Their drama can only take place when the setting is as it was written – when Madam Pace suddenly materializes, for example, once all the hats are hung up, to the great dismay of the actors. This “miracle of reality that is born of the stage itself” is evidently a departure from realism, but is realistic in the sense that her character, who is present exclusively in this one scene of the drama, can only appear under the correct conditions. Another example of such restrictions being abided to is when Mother moans while watching Father in his scene with Stepdaughter, and he “is momentarily turned to stone by the moaning; then he reassumes the previous tone”. The scene is essentially frozen at the interruption by Mother’s moans, then resumes as normal. This is an example of realism overlapping with symbolism (non-realism) to depict the self-contained nature of the theatre, because the story cannot proceed except in the way it was written.

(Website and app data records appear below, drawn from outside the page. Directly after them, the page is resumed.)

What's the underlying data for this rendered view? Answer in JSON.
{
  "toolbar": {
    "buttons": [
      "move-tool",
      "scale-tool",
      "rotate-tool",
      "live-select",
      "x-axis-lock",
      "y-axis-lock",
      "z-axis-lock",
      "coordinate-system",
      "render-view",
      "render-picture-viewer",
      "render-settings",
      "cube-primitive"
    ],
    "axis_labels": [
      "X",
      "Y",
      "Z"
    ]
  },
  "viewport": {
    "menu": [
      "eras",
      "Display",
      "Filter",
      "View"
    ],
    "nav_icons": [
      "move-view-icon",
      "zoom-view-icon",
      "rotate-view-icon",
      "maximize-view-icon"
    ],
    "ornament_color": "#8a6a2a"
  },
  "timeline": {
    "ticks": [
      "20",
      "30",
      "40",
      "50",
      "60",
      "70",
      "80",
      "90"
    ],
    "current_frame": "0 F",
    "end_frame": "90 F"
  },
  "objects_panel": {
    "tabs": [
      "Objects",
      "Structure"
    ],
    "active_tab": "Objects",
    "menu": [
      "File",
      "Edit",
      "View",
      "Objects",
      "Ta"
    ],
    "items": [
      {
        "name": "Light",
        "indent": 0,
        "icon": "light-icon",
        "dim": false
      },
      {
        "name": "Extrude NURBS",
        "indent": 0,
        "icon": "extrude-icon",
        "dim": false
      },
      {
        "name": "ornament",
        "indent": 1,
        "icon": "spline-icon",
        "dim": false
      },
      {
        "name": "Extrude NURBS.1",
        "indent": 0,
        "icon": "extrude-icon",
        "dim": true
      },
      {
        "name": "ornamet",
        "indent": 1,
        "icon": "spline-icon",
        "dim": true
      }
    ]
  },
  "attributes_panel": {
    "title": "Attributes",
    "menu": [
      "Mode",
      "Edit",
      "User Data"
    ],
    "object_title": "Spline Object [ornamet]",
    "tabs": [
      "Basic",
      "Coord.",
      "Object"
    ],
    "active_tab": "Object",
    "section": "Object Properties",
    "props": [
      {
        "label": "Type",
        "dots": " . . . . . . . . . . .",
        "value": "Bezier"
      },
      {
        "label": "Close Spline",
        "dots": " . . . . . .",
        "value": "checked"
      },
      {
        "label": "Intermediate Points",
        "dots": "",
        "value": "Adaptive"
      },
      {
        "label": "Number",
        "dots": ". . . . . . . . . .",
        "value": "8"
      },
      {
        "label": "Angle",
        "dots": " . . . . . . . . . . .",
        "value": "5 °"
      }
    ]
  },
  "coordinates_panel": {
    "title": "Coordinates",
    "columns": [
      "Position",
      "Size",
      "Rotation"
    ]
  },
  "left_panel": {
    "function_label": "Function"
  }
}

The idea that most people are made of shades of grey is proposed by Father’s in Six Characters, when he says “if we could only foresee all the evil that results from the good we believe we’re doing”, and again when he soliloquizes on his own weakness, “one gives way, gives way to temptation”. Through the representation of characters who act selfishly, have vengeful, tainted motivations, but who generally evade classification into the either categories of good or evil, the play accurately captures the reality of human experience. This serves as an important reminder that while it is thoroughly conscious of the self-limiting problem of realism in literature, often departing from it as a means of rejecting genre restrictions, it’s still effective at mirroring the actual texture of experience. In other words, although it isn’t always operating within the conventions of ‘realism’, it nonetheless does come across exceedingly ‘realistic’